When dealing with artificial intelligence, you’ll discover that there are a variety of frameworks for training models, runtimes for executing models, and maybe compilers to enhance the runtime of interactions, among other things. The hardware architectures the models may be deployed on can make a major impact when it comes to inference runtime optimization, including optimization of potentially highly expensive pre-processing.
Interoperability between these many tools is frequently required. For example, when training a model using algorithm A in framework X, the learned model may have greater prediction accuracy, execution runtime, and other “quality characteristics” than when training the same algorithm A in a different framework Y. The scenario may be the opposite way around with a different algorithm. The reason for this is that the algorithms’ low-level implementations change, or they employ slightly different algorithms that are referred to as the same. Furthermore, the development experience offered by framework Y might be far superior to that provided by framework X.
Nevertheless, when it comes to inference runtime deployment, you have two options: either deploy inference runtimes for the frameworks and plan to extend your overall runtime with extra frameworks in the future or utilize ONNX so that model can be executed by any interoperability standard runtime and any runtime implementation you can think of.
In terms of the predictability of runtime and inference execution runtime, the latter aspect is critical.
NVIDIA is a major participant in the high-performance computing industry. In addition, Intel AI provides significantly quicker inference in cases when the architecture lacks alternative hardware acceleration such as GPUs, compared to CPU-based acceleration.
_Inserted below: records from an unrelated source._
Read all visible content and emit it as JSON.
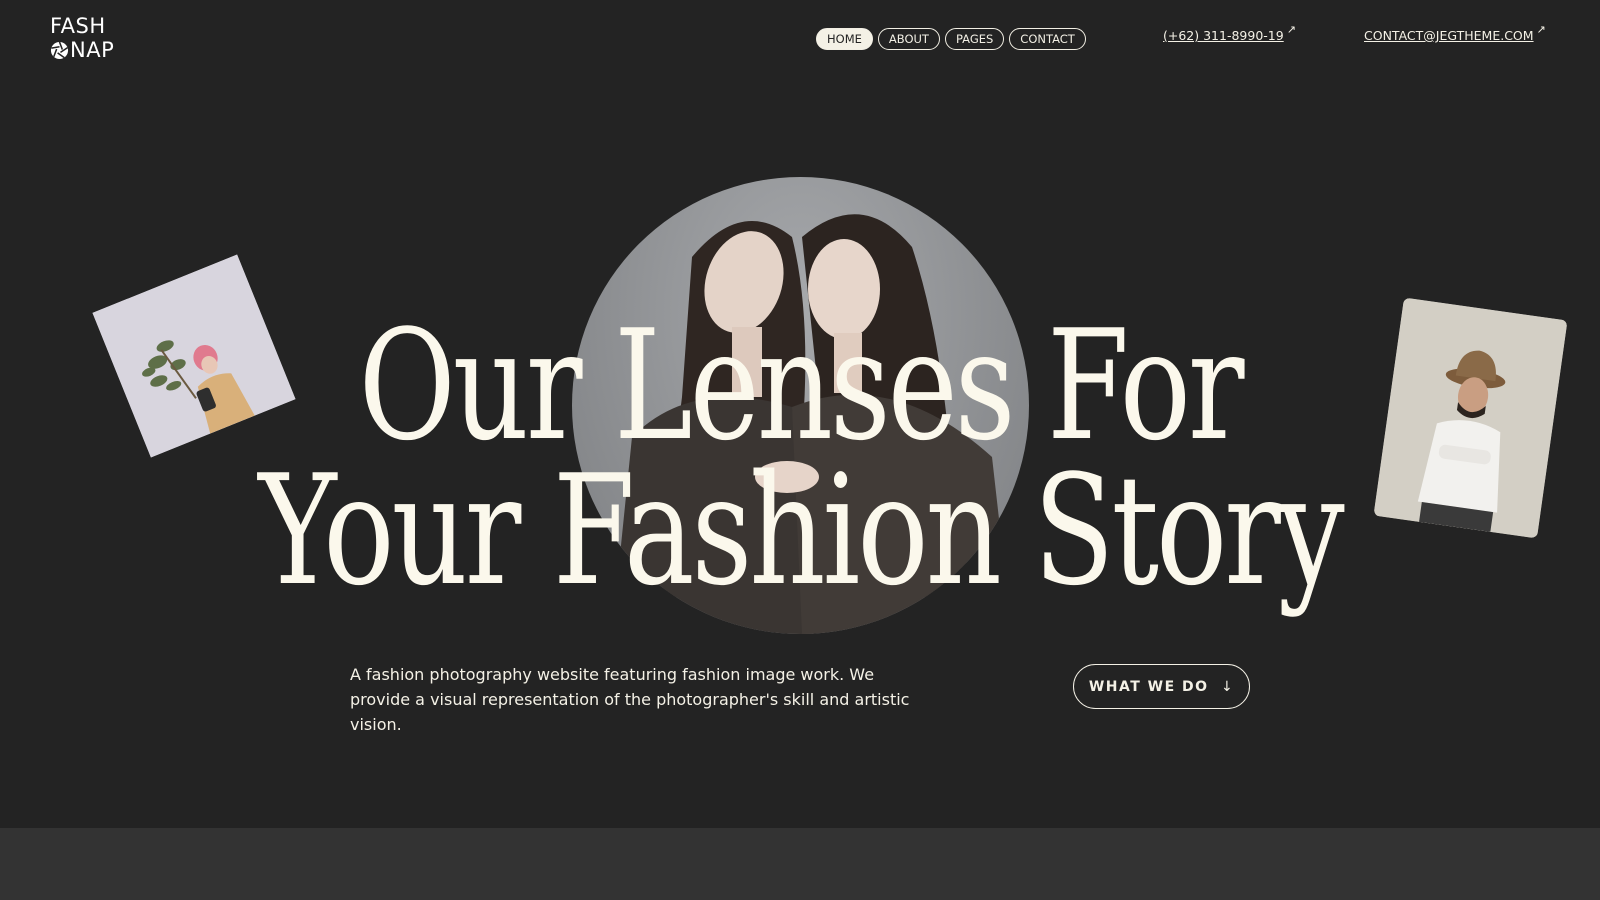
{
  "brand": {
    "line1": "FASH",
    "line2": "NAP",
    "logo_icon": "aperture-icon"
  },
  "nav": {
    "items": [
      {
        "label": "HOME",
        "active": true
      },
      {
        "label": "ABOUT",
        "active": false
      },
      {
        "label": "PAGES",
        "active": false
      },
      {
        "label": "CONTACT",
        "active": false
      }
    ]
  },
  "contacts": {
    "phone": "(+62) 311-8990-19",
    "email": "CONTACT@JEGTHEME.COM",
    "external_icon": "arrow-up-right-icon"
  },
  "hero": {
    "headline_line1": "Our Lenses For",
    "headline_line2": "Your Fashion Story",
    "description": "A fashion photography website featuring fashion image work. We provide a visual representation of the photographer's skill and artistic vision.",
    "cta_label": "WHAT WE DO",
    "cta_icon": "arrow-down-icon"
  },
  "colors": {
    "background": "#232323",
    "text": "#fbf8ec",
    "bottom_band": "#333333"
  }
}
ONNX already has strong hardware acceleration support, and it will continue to improve in the future.
What is ONNX?
Open Neural Network Exchange Standard is a machine learning and deep learning model representation format.
TensorFlow, PyTorch, SAS, Matlab, Keras, and many others are examples of supporting frameworks. ONNX makes it easy to transfer models from one framework to another in this way. Furthermore, we can quickly deploy any model that has been stored in an ONNX format online using ONNX.js.
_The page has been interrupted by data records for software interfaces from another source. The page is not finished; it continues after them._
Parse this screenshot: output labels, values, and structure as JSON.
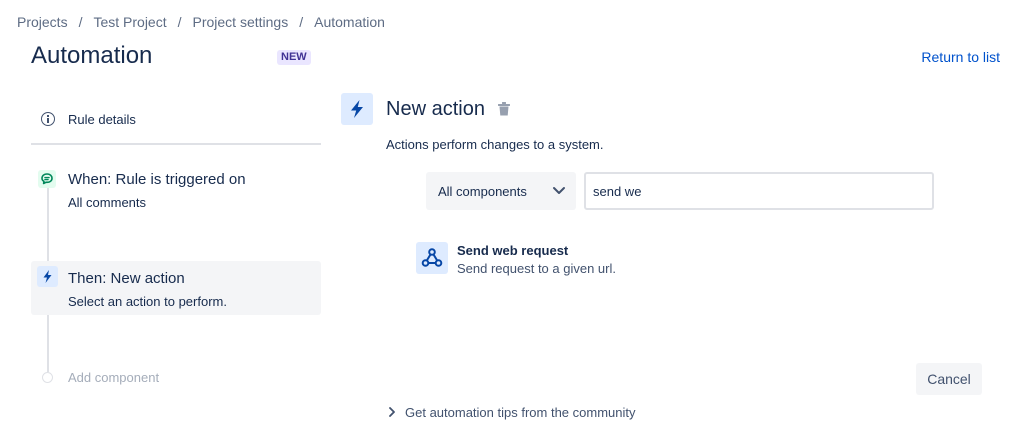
{
  "breadcrumbs": [
    "Projects",
    "Test Project",
    "Project settings",
    "Automation"
  ],
  "breadcrumb_separator": "/",
  "header": {
    "title": "Automation",
    "badge": "NEW",
    "return_link": "Return to list"
  },
  "sidebar": {
    "rule_details": "Rule details",
    "trigger": {
      "title": "When: Rule is triggered on",
      "subtitle": "All comments",
      "icon": "comment-icon"
    },
    "action": {
      "title": "Then: New action",
      "subtitle": "Select an action to perform.",
      "icon": "lightning-icon"
    },
    "add_component": "Add component"
  },
  "panel": {
    "title": "New action",
    "description": "Actions perform changes to a system.",
    "filter_select": {
      "value": "All components"
    },
    "search": {
      "value": "send we"
    },
    "results": [
      {
        "title": "Send web request",
        "subtitle": "Send request to a given url.",
        "icon": "webhook-icon"
      }
    ],
    "cancel_label": "Cancel",
    "tips_link": "Get automation tips from the community"
  },
  "colors": {
    "primary_link": "#0052cc",
    "text": "#172b4d",
    "subtle_bg": "#f4f5f7",
    "action_bg": "#deebff",
    "trigger_bg": "#e3fcef",
    "badge_bg": "#eae6ff"
  }
}
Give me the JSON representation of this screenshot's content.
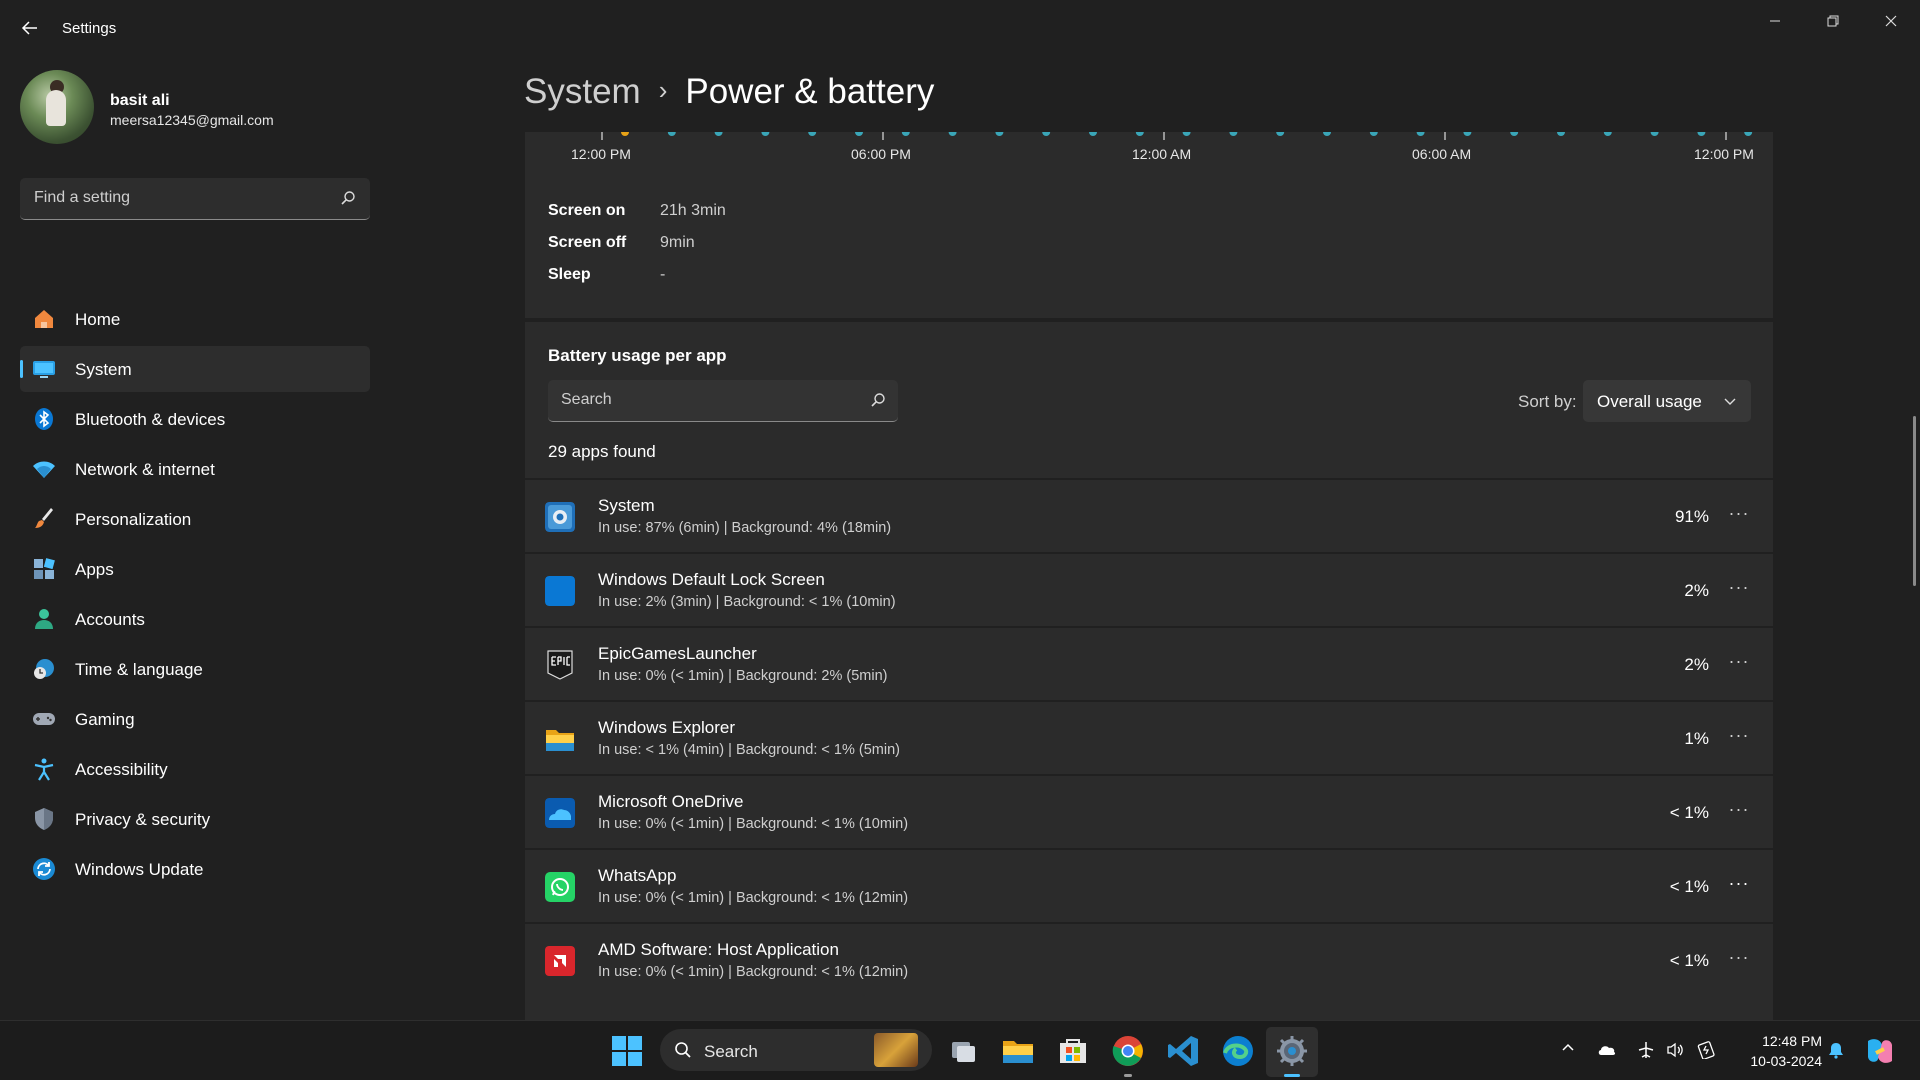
{
  "window": {
    "title": "Settings",
    "back_icon": "back-arrow-icon",
    "controls": [
      "minimize-icon",
      "restore-icon",
      "close-icon"
    ]
  },
  "profile": {
    "name": "basit ali",
    "email": "meersa12345@gmail.com"
  },
  "sidebar": {
    "search_placeholder": "Find a setting",
    "items": [
      {
        "label": "Home",
        "icon": "home-icon",
        "active": false
      },
      {
        "label": "System",
        "icon": "system-display-icon",
        "active": true
      },
      {
        "label": "Bluetooth & devices",
        "icon": "bluetooth-icon",
        "active": false
      },
      {
        "label": "Network & internet",
        "icon": "wifi-icon",
        "active": false
      },
      {
        "label": "Personalization",
        "icon": "paintbrush-icon",
        "active": false
      },
      {
        "label": "Apps",
        "icon": "apps-icon",
        "active": false
      },
      {
        "label": "Accounts",
        "icon": "account-icon",
        "active": false
      },
      {
        "label": "Time & language",
        "icon": "globe-clock-icon",
        "active": false
      },
      {
        "label": "Gaming",
        "icon": "gamepad-icon",
        "active": false
      },
      {
        "label": "Accessibility",
        "icon": "accessibility-icon",
        "active": false
      },
      {
        "label": "Privacy & security",
        "icon": "shield-icon",
        "active": false
      },
      {
        "label": "Windows Update",
        "icon": "update-icon",
        "active": false
      }
    ]
  },
  "breadcrumb": {
    "parent": "System",
    "separator": "›",
    "current": "Power & battery"
  },
  "timeline": {
    "labels": [
      "12:00 PM",
      "06:00 PM",
      "12:00 AM",
      "06:00 AM",
      "12:00 PM"
    ],
    "stats": [
      {
        "label": "Screen on",
        "value": "21h 3min"
      },
      {
        "label": "Screen off",
        "value": "9min"
      },
      {
        "label": "Sleep",
        "value": "-"
      }
    ]
  },
  "battery_usage": {
    "title": "Battery usage per app",
    "search_placeholder": "Search",
    "sort_label": "Sort by:",
    "sort_value": "Overall usage",
    "apps_found": "29 apps found",
    "apps": [
      {
        "name": "System",
        "detail": "In use: 87% (6min) | Background: 4% (18min)",
        "percent": "91%",
        "icon": "system-gear-icon"
      },
      {
        "name": "Windows Default Lock Screen",
        "detail": "In use: 2% (3min) | Background: < 1% (10min)",
        "percent": "2%",
        "icon": "lock-screen-icon"
      },
      {
        "name": "EpicGamesLauncher",
        "detail": "In use: 0% (< 1min) | Background: 2% (5min)",
        "percent": "2%",
        "icon": "epic-games-icon"
      },
      {
        "name": "Windows Explorer",
        "detail": "In use: < 1% (4min) | Background: < 1% (5min)",
        "percent": "1%",
        "icon": "folder-icon"
      },
      {
        "name": "Microsoft OneDrive",
        "detail": "In use: 0% (< 1min) | Background: < 1% (10min)",
        "percent": "< 1%",
        "icon": "onedrive-icon"
      },
      {
        "name": "WhatsApp",
        "detail": "In use: 0% (< 1min) | Background: < 1% (12min)",
        "percent": "< 1%",
        "icon": "whatsapp-icon"
      },
      {
        "name": "AMD Software: Host Application",
        "detail": "In use: 0% (< 1min) | Background: < 1% (12min)",
        "percent": "< 1%",
        "icon": "amd-icon"
      }
    ]
  },
  "taskbar": {
    "search_label": "Search",
    "clock_time": "12:48 PM",
    "clock_date": "10-03-2024"
  },
  "colors": {
    "accent": "#4cc2ff",
    "background": "#202020",
    "card": "#2b2b2b"
  }
}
- ONNX’s main goal is to bring all of the different AI frameworks together and make it as simple as possible for them to communicate with one another to build better models that can run on any platform or hardware.
It is quite simple to convert a model to the ONNX format. All we have to do now is make sure our trained model is in evaluation mode and build a simple dummy input with the same form as our trained model.
One of ONNX’s present limitations is that not all operations (particular neural network layers or custom loss functions, and so on) are supported by all frameworks.
The various operation set versions have been generated throughout the development of the ONNX library. As a result, we may choose which set of actions we wish to have available by default bypassing your favorite version as an argument to the export method.
Benefits of ONNX
The following are some of the advantages of having a model online:
- Because data does not have to be transferred back and forth from the server, latency is reduced.
- Because user data is not viewed remotely, not transferring data to a server increases privacy.
Scalability is not an issue because websites may be built entirely out of static files.
Tensorflow.js and ONNX.js are two strategies that may be used to deploy models online. One of the biggest benefits of Tensorflow.js is that it allows you to train models online. ONNX.js, on the other hand, is more efficient and hence quicker than Tensorflow.js when it comes to online inference.